NEW MEMBERS Durham Feddema Landscaping Ltd Sid Feddema 6626 Leskard Rd Orono, ON L0B 1M0 Tel: 905-213-8999 Membership Type: Active Georgian Lakelands D. Carr Excavating Dan Carr 8709 8th Line, Essa Utopia, ON L0M 1T0 Tel: 705-726-3253 Membership Type: Chapter Associate Planet Pals Inc Dan Galea B2060 Concession 6 (Thorah), RR 2 Beaverton, ON L0K 1A0 Tel: 705-426-7045 Membership Type: Active Richview Lawn Equipment Ltd Douglas Selders 290 Yonge St Barrie, ON L4N 4C7 Tel: 705-722-8400 Membership Type: Chapter Associate Golden Horseshoe J. Holmes Enterprises Julian Holmes 5 Coleman Court Dundas, ON L9H 6Y8 Tel: 905-628-8075 Membership Type: Active

SGI Lighting Inc Sapna Santdasani 226 - 6 Queen St E Brampton, ON L6W 4S6 Tel: 905-487-8192 Membership Type: Associate Robin Lynn Buchanan Campbellville, ON Membership Type: Horticultural Sandy Henderson Wakefield, QC Membership Type: Horticultural

Christie MacFadyen Toronto, ON Membership Type: Horticultural Michelle Robinson Brampton, ON Membership Type: Horticultural Peter Summers Richmond Hill, ON Membership Type: Horticultural

Attention Independent Garden Centres:


wants to help you thrive in the new economy, here’s how: In 2011, your customers will be looking for deals more than ever, Let us help you plan your sale schedule in the winter. Use our Great Sale Plants to plan your weekly sale schedule. You need a Plan to be successful this coming year more than ever!

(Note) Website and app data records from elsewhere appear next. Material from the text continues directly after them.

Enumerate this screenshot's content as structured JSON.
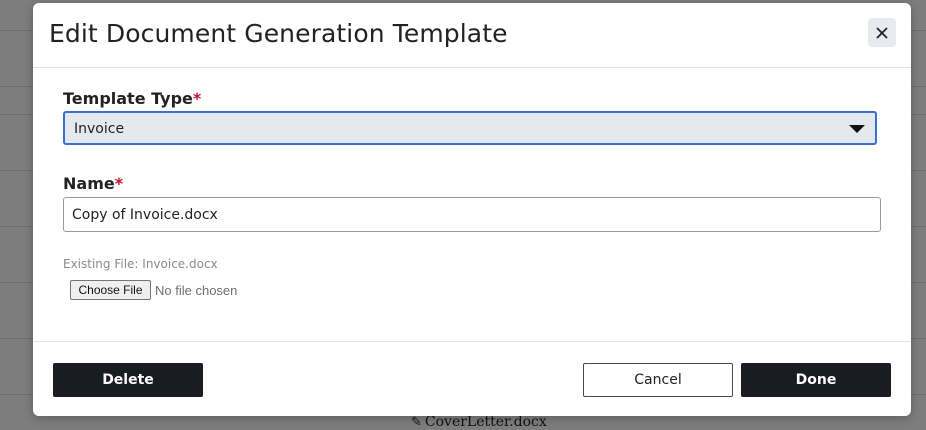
{
  "backdrop": {
    "file_link": "CoverLetter.docx",
    "pencil_glyph": "✎"
  },
  "modal": {
    "title": "Edit Document Generation Template",
    "close_glyph": "✕"
  },
  "form": {
    "template_type": {
      "label": "Template Type",
      "required_mark": "*",
      "selected": "Invoice"
    },
    "name": {
      "label": "Name",
      "required_mark": "*",
      "value": "Copy of Invoice.docx"
    },
    "existing_file": "Existing File: Invoice.docx",
    "file_input": {
      "button_label": "Choose File",
      "status": "No file chosen"
    }
  },
  "footer": {
    "delete_label": "Delete",
    "cancel_label": "Cancel",
    "done_label": "Done"
  },
  "colors": {
    "accent_border": "#3b6fd1",
    "required": "#c0132f",
    "dark_button": "#1a1b23"
  }
}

Don’t count on unknown last minute sales.

Toronto Corix Water Products Warren Eyolfson 1128 Burdette St Richomond, BC V6V 2Z3 Tel: 604-273-4987 Membership Type: Associate Drivetec Rheal Duprey 16 Estate Dr Toronto, ON M1H 2Z1 Tel: 416-439-4994 Membership Type: Associate Ecocut Services Inc Greg Kasparian 608 Davenport Rd Toronto, ON M5R 1K9 Tel: 416-792-3438 Membership Type: Active Maple Creek Lawn & Home Services Mark Cooper 1 Walmsley Blvd Toronto, ON M4V 1X5 Tel: 416-434-6250 Membership Type: Interim Resolve Software Solutions Inc Geoff McBeath 200 - 3991 Henning Dr Burnaby, BC V5C 6N5 Tel: 604-731-6847 Membership Type: Associate Servcon Inc. & Grank Oak Joe Bunker 13 - 25 West Beaver Creek Richmond Hill, ON L4B 1K2 Tel: 905-881-4300 x222 Membership Type: Active

Differentiate Yourself by Offering Unique Plants! In 2011, set yourself apart with unique plant material. Your customers will still want new and unique plants to make their yards their own. Canadale can help with its Specialty, Unique and New plant lists.

Let us Help You! With years of experience, let us help you to plan your success for next year. We’d love to sit down with you to discuss your plant needs for the entire gardening season of 2011. Call and set up an appointment.

269 Sunset Drive St. Thomas, Ontario N5R 3C4 Phone: (519) 631-1008 Fax: (519) 631-0818 E-mail:



Horticulture Review - November 2010  

The Voice of Landscape Ontario